Josephine Mupeta is a farmer and Community Health Volunteer (CHV) in the Serenje District in Zambia. She was trained through a Transaid health program to specifically recognize when someone is suffering from malaria. Her motivation is to help save lives in her community. One of the ways Josephine educates her neighbors about the danger signs of malaria is through a catchy song to help young mothers remember what to look for when an infant is sick.Malaria kills nearly half a million people annually. Kids under the age of five, are most susceptible, with 2/3 of those cases ending in death. 92% of malaria deaths occur in Sub-Saharan Africa. Malaria is curable and preventable.
In 2017, Transaid, Medicines for Malaria Venture (MMV), Disacare, Development Data, and DAI joined forces in collaboration with the National Malaria Elimination Center (NMEC) of Zambia and the District Health Management Team (DHMT), to develop new and innovative approaches to improve response to cases of severe malaria, focusing on those under the age of six.
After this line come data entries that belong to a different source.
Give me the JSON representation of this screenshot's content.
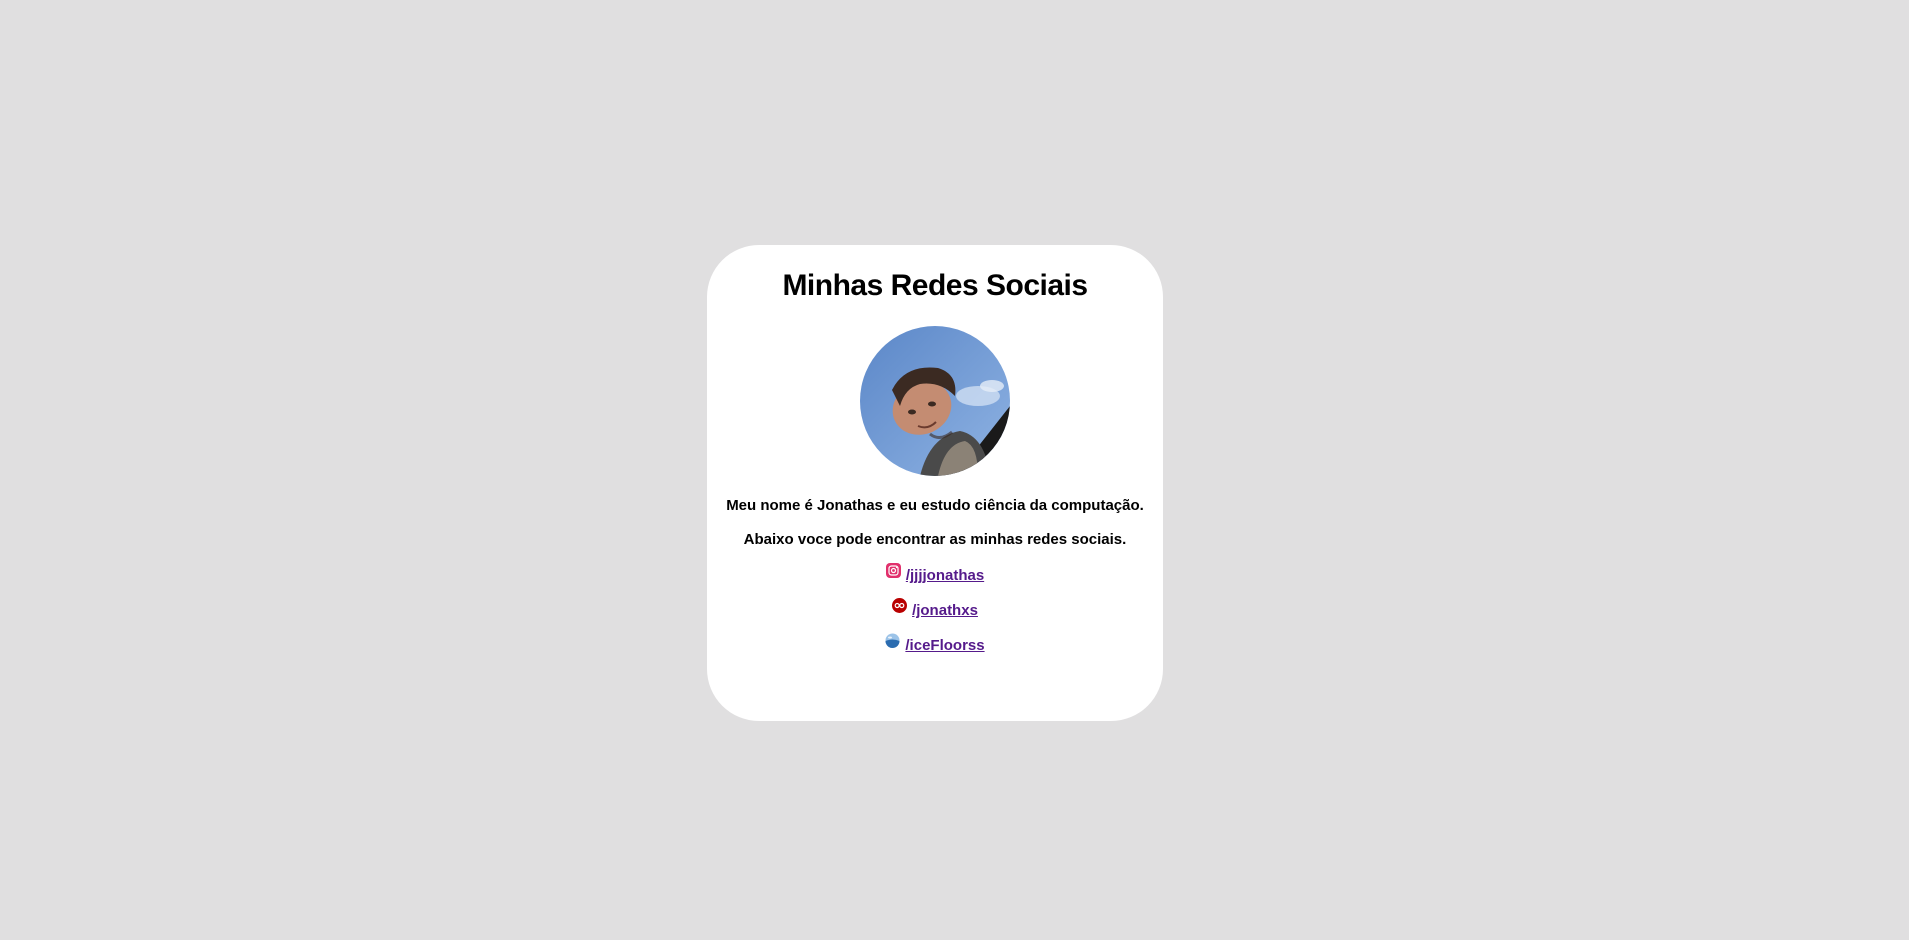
{
  "page": {
    "background": "#e0dfe0",
    "card_background": "#ffffff"
  },
  "card": {
    "title": "Minhas Redes Sociais",
    "avatar": {
      "icon": "profile-photo"
    },
    "bio_line_1": "Meu nome é Jonathas e eu estudo ciência da computação.",
    "bio_line_2": "Abaixo voce pode encontrar as minhas redes sociais.",
    "socials": [
      {
        "icon": "instagram-icon",
        "label": "/jjjjonathas",
        "color": "#e1306c"
      },
      {
        "icon": "lastfm-icon",
        "label": "/jonathxs",
        "color": "#b90000"
      },
      {
        "icon": "osu-icon",
        "label": "/iceFloorss",
        "color": "#2b6cb0"
      }
    ],
    "link_color": "#551a8b"
  }
}
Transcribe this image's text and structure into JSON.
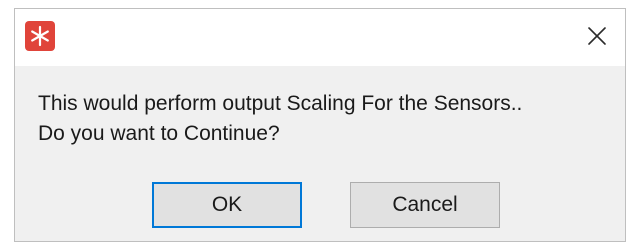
{
  "dialog": {
    "message_line1": "This would perform output Scaling For the Sensors..",
    "message_line2": "Do you want to Continue?",
    "ok_label": "OK",
    "cancel_label": "Cancel"
  },
  "colors": {
    "app_icon": "#e0443a",
    "ok_focus_border": "#0078d7",
    "dialog_bg": "#f0f0f0",
    "button_bg": "#e1e1e1"
  },
  "icons": {
    "app": "snowflake-app-icon",
    "close": "close-icon"
  }
}
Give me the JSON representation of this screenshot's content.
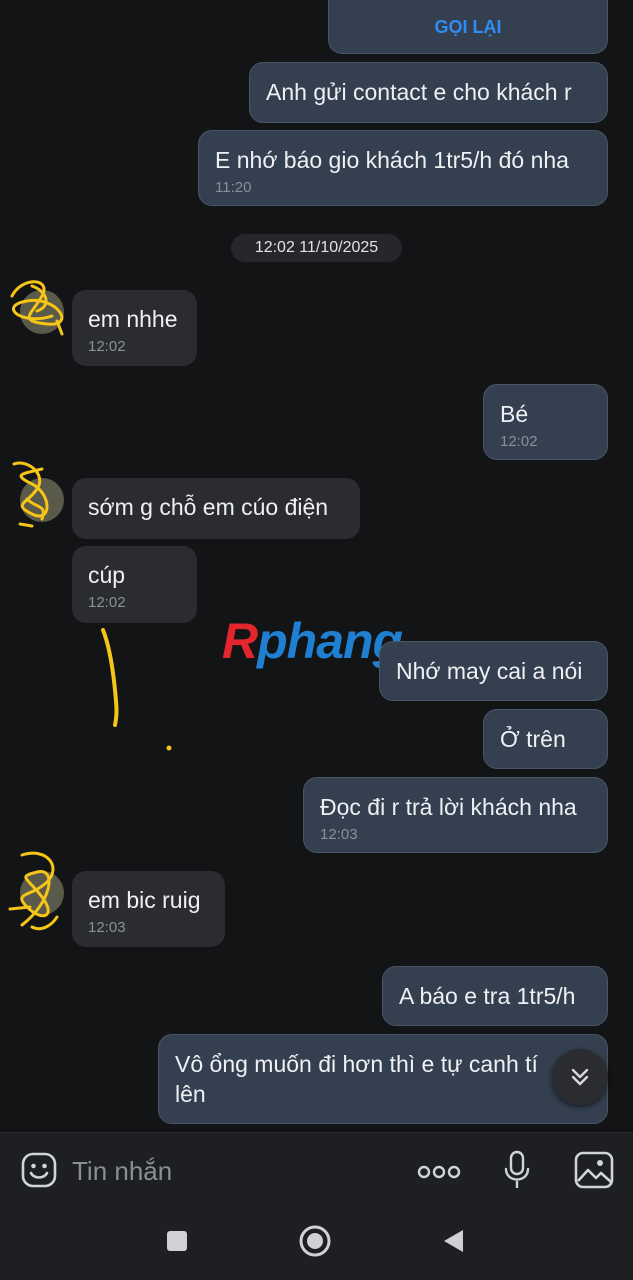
{
  "call_card": {
    "action_label": "GỌI LẠI"
  },
  "messages": [
    {
      "id": "m1",
      "dir": "out",
      "text": "Anh gửi contact e cho khách r"
    },
    {
      "id": "m2",
      "dir": "out",
      "text": "E nhớ báo gio khách 1tr5/h đó nha",
      "time": "11:20"
    },
    {
      "id": "m3",
      "dir": "in",
      "text": "em nhhe",
      "time": "12:02"
    },
    {
      "id": "m4",
      "dir": "out",
      "text": "Bé",
      "time": "12:02"
    },
    {
      "id": "m5",
      "dir": "in",
      "text": "sớm g chỗ em cúo điện"
    },
    {
      "id": "m6",
      "dir": "in",
      "text": "cúp",
      "time": "12:02"
    },
    {
      "id": "m7",
      "dir": "out",
      "text": "Nhớ may cai a nói"
    },
    {
      "id": "m8",
      "dir": "out",
      "text": "Ở trên"
    },
    {
      "id": "m9",
      "dir": "out",
      "text": "Đọc đi r trả lời khách nha",
      "time": "12:03"
    },
    {
      "id": "m10",
      "dir": "in",
      "text": "em bic ruig",
      "time": "12:03"
    },
    {
      "id": "m11",
      "dir": "out",
      "text": "A báo e tra 1tr5/h"
    },
    {
      "id": "m12",
      "dir": "out",
      "text": "Vô ổng muốn đi hơn thì e tự canh tí lên"
    }
  ],
  "date_separator": "12:02 11/10/2025",
  "watermark": {
    "part1": "R",
    "part2": "phang"
  },
  "composer": {
    "placeholder": "Tin nhắn"
  },
  "icons": {
    "emoji": "emoji-icon",
    "more": "more-icon",
    "mic": "microphone-icon",
    "image": "image-icon",
    "scroll": "chevron-down-double-icon",
    "recents": "square-icon",
    "home": "circle-icon",
    "back": "triangle-back-icon"
  },
  "colors": {
    "accent": "#2f8cf5",
    "outgoing_bubble": "#34404f",
    "incoming_bubble": "#2b2c2f",
    "background": "#131416"
  }
}
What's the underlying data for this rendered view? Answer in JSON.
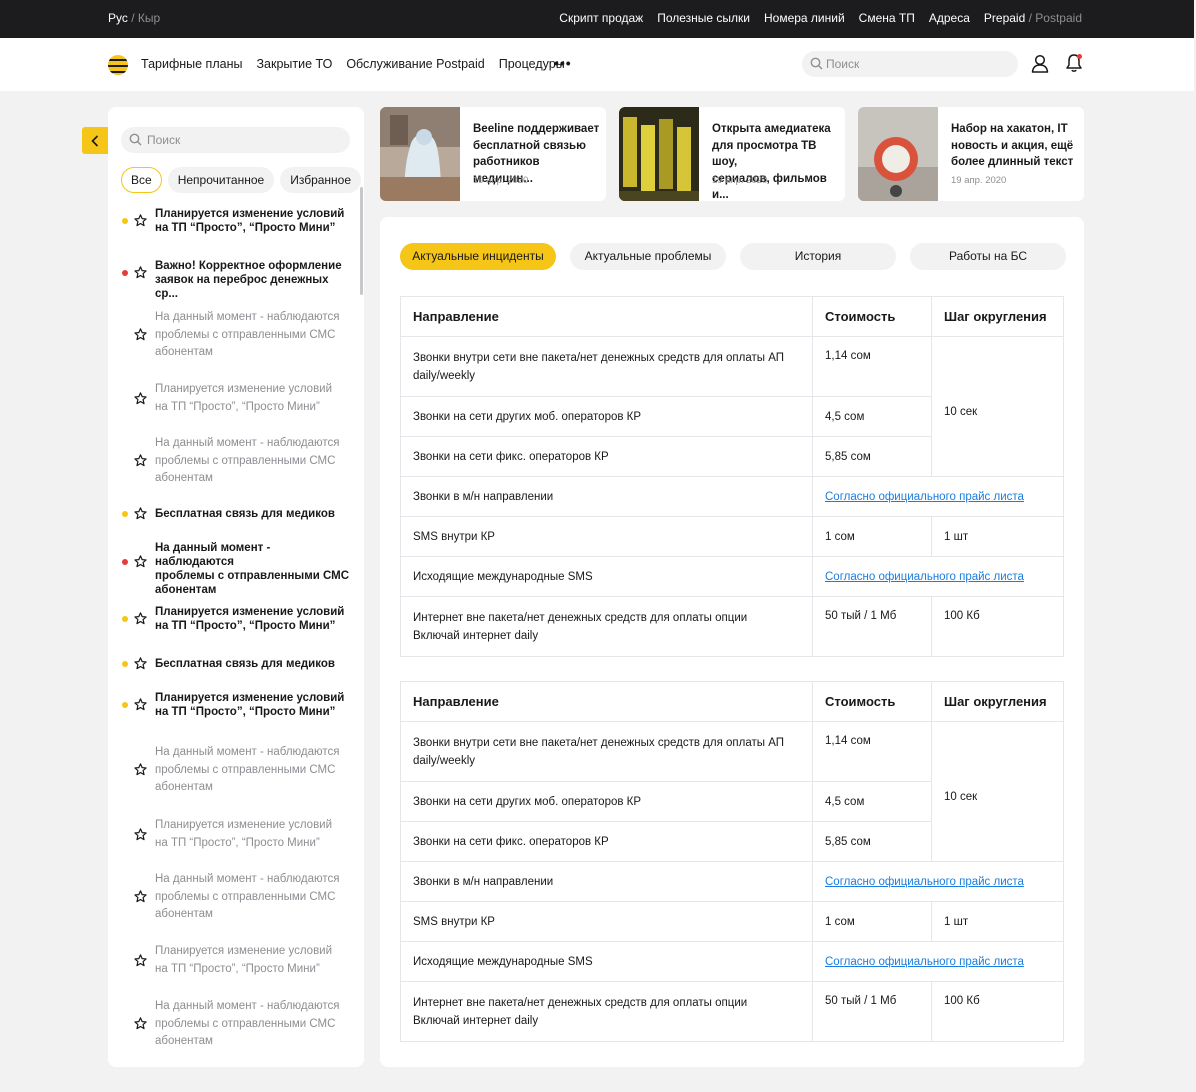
{
  "topbar": {
    "lang_active": "Рус",
    "lang_sep": "/",
    "lang_inactive": "Кыр",
    "links": [
      "Скрипт продаж",
      "Полезные сылки",
      "Номера линий",
      "Смена ТП",
      "Адреса"
    ],
    "mode_active": "Prepaid",
    "mode_sep": "/",
    "mode_inactive": "Postpaid"
  },
  "header": {
    "nav": [
      "Тарифные планы",
      "Закрытие ТО",
      "Обслуживание Postpaid",
      "Процедуры"
    ],
    "more": "•••",
    "search_placeholder": "Поиск"
  },
  "sidebar": {
    "search_placeholder": "Поиск",
    "filters": [
      "Все",
      "Непрочитанное",
      "Избранное"
    ],
    "items": [
      {
        "status": "yellow",
        "unread": true,
        "lines": [
          "Планируется изменение условий",
          "на ТП “Просто”, “Просто Мини”"
        ]
      },
      {
        "status": "red",
        "unread": true,
        "lines": [
          "Важно! Корректное оформление",
          "заявок на переброс денежных ср..."
        ]
      },
      {
        "status": "none",
        "unread": false,
        "lines": [
          "На данный момент - наблюдаются",
          "проблемы с отправленными СМС",
          "абонентам"
        ]
      },
      {
        "status": "none",
        "unread": false,
        "lines": [
          "Планируется изменение условий",
          "на ТП “Просто”, “Просто Мини”"
        ]
      },
      {
        "status": "none",
        "unread": false,
        "lines": [
          "На данный момент - наблюдаются",
          "проблемы с отправленными СМС",
          "абонентам"
        ]
      },
      {
        "status": "yellow",
        "unread": true,
        "lines": [
          "Бесплатная связь для медиков"
        ]
      },
      {
        "status": "red",
        "unread": true,
        "lines": [
          "На данный момент - наблюдаются",
          "проблемы с отправленными СМС",
          "абонентам"
        ]
      },
      {
        "status": "yellow",
        "unread": true,
        "lines": [
          "Планируется изменение условий",
          "на ТП “Просто”, “Просто Мини”"
        ]
      },
      {
        "status": "yellow",
        "unread": true,
        "lines": [
          "Бесплатная связь для медиков"
        ]
      },
      {
        "status": "yellow",
        "unread": true,
        "lines": [
          "Планируется изменение условий",
          "на ТП “Просто”, “Просто Мини”"
        ]
      },
      {
        "status": "none",
        "unread": false,
        "lines": [
          "На данный момент - наблюдаются",
          "проблемы с отправленными СМС",
          "абонентам"
        ]
      },
      {
        "status": "none",
        "unread": false,
        "lines": [
          "Планируется изменение условий",
          "на ТП “Просто”, “Просто Мини”"
        ]
      },
      {
        "status": "none",
        "unread": false,
        "lines": [
          "На данный момент - наблюдаются",
          "проблемы с отправленными СМС",
          "абонентам"
        ]
      },
      {
        "status": "none",
        "unread": false,
        "lines": [
          "Планируется изменение условий",
          "на ТП “Просто”, “Просто Мини”"
        ]
      },
      {
        "status": "none",
        "unread": false,
        "lines": [
          "На данный момент - наблюдаются",
          "проблемы с отправленными СМС",
          "абонентам"
        ]
      }
    ]
  },
  "news": [
    {
      "lines": [
        "Beeline поддерживает",
        "бесплатной связью",
        "работников медицин..."
      ],
      "date": "19 апр. 2020"
    },
    {
      "lines": [
        "Открыта амедиатека",
        "для просмотра ТВ шоу,",
        "сериалов, фильмов и..."
      ],
      "date": "19 апр. 2020"
    },
    {
      "lines": [
        "Набор на хакатон, IT",
        "новость и акция, ещё",
        "более длинный текст"
      ],
      "date": "19 апр. 2020"
    }
  ],
  "tabs": [
    "Актуальные инциденты",
    "Актуальные проблемы",
    "История",
    "Работы на БС"
  ],
  "table": {
    "headers": [
      "Направление",
      "Стоимость",
      "Шаг округления"
    ],
    "rows": [
      {
        "lines": [
          "Звонки внутри сети вне пакета/нет денежных средств для оплаты АП",
          "daily/weekly"
        ],
        "cost": "1,14 сом"
      },
      {
        "lines": [
          "Звонки на сети других моб. операторов КР"
        ],
        "cost": "4,5 сом"
      },
      {
        "lines": [
          "Звонки на сети фикс. операторов КР"
        ],
        "cost": "5,85 сом"
      },
      {
        "lines": [
          "Звонки в м/н направлении"
        ],
        "link": "Согласно официального прайс листа"
      },
      {
        "lines": [
          "SMS внутри КР"
        ],
        "cost": "1 сом",
        "step": "1 шт"
      },
      {
        "lines": [
          "Исходящие международные SMS"
        ],
        "link": "Согласно официального прайс листа"
      },
      {
        "lines": [
          "Интернет вне пакета/нет денежных средств для оплаты опции",
          "Включай интернет daily"
        ],
        "cost": "50 тый / 1 Мб",
        "step": "100 Кб"
      }
    ],
    "merged_step": "10 сек"
  },
  "colors": {
    "accent": "#f5c518",
    "dark": "#1c1c1e",
    "unread_yellow": "#f5c518",
    "unread_red": "#e63b3b",
    "link": "#1a7ddf"
  },
  "icons": [
    "search-icon",
    "user-icon",
    "bell-icon",
    "chevron-left-icon",
    "star-icon"
  ]
}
Training volunteer health care workers to recognize the disease and administer rapid diagnostic tests were the first steps in saving lives. Next they began using artesunate suppositories for pre-referral treatment at the community level followed by immediate treatment at a health care facility.
Immediate treatment, meaning within 12 hours. Therefore, Transaid worked to strengthen the emergency transport system through the use of bicycle ambulances. CHVs could now transport patients quickly and carefully, sometimes over 10 miles, to the nearest health facility where they would be given artesunate through an injection, curing the patient of malaria.
The bicycle ambulance is the best thing that has happened to this community. I see people going about their daily lives in my community who otherwise wouldn't be alive todayJosephine Mupeta- Community Health Volunteer, Zambia
During this pilot program in Zambia known as MAMaZ Against Malaria, Transaid reports that malaria deaths dropped by 96% in children under six.This is just one of many examples of the great work being done by our partner Transaid. In 2015 Bikes for the World partnered with Transaid in Madagascar to help provide incentives through second hand bicycle enterprises (eBox) to CHVs who work long hours for no compensation. Retaining these highly trained volunteers became a priority within the health care initiative there.
Over the past two years we have seen this project improve and expand, with a new site being established with our next shipment heading out this month. To date we have donated 3,271 bikes to this program.